    Yellowstone is certainly an interesting place. As land set aside for enjoying, it contains the elements of order and chaos all in one. There is chaos in the sense of the wildlife and the “wild” side of nature that you can observe. I saw herds of bison and elk; geysers, hot springs, and even a canyon. However, in a national park, there is also order to all of this wild chaos. You must drive through one of the park’s many entrances, manned by park rangers who charge $25 per car for parking tags. “It’s good for seven days,” said the ranger. “But I only have seven hours,” I replied. “That’s a shame,” he insisted, “you should come back more prepared.” Well, it was the one day off I had during my business trip, so two colleagues and I had a lot of driving to do around the park before we headed back to work.

    Yellowstone is certainly doable in a day. Sure, we didn’t see “everything.” But we did see a lot, as described above. We got our share of order and chaos in one of America’s most scenic places. We even saw order and chaos blend at one point, when, on one part of the long two-lane road that circles the southern part of Yellowstone, a park ranger stopped traffic in both directions so that a herd of about 30 bison could run by. Most of the bison stayed about 30 feet from the road, but at least five or six of them ran right in our lane or crossed over the pavement. At the moment, things felt out of control, but after a few minutes of coming within feet of a bison, things seemed to return to normalcy pretty quick.
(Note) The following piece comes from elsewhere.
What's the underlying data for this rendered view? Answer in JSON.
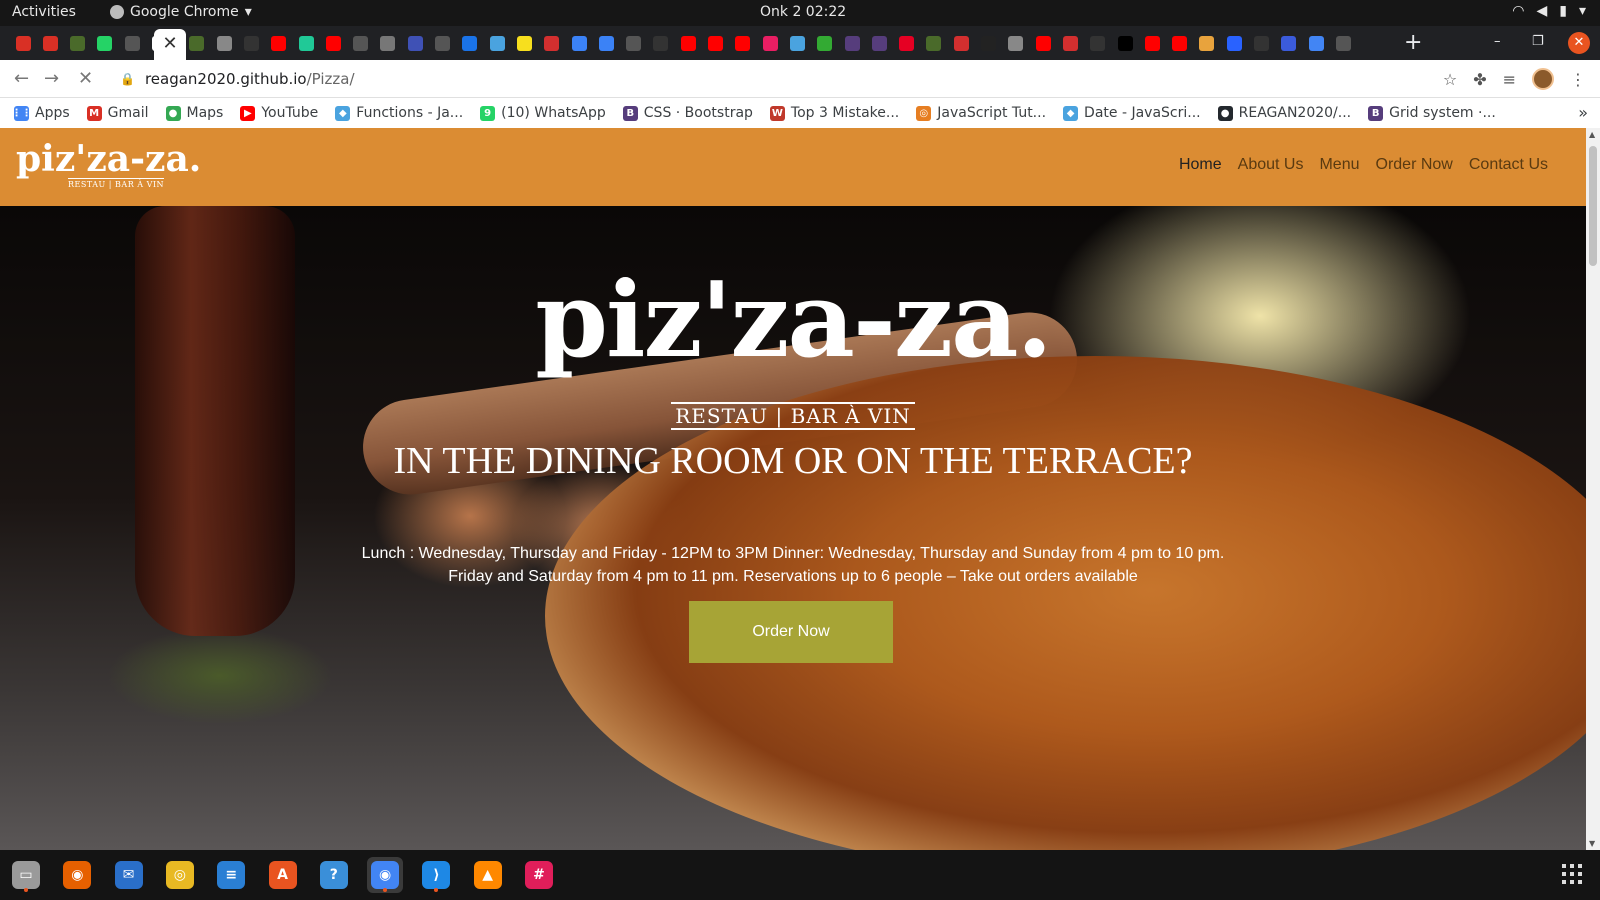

    We also got to see Old Faithful, which after waiting for it for an hour and seeing it go up for maybe 3 minutes, we were not overly impressed. But, we saw it. Not sure it would be worth traveling thousands of miles for, but hey, it's nature working in a mysterious way, and as long as you remember that, it's pretty spectacular. Later in the day, we also saw the "Grand Canyon of the Yellowstone." It was awesome. Not quite "the" Grand Canyon, but still high enough for me to be nervous and also appreciate the majesty. There were also lots of mountains, prairies, and even a beautiful (and very blue) Yellowstone Lake.

    By the end of the day, we felt we saw more than the park ranger thought we would, so as we drove past the exit gate where we had entered 7 hours earlier, I rolled down my window and yelled (probably for my own peace of mind), "We came plenty prepared!"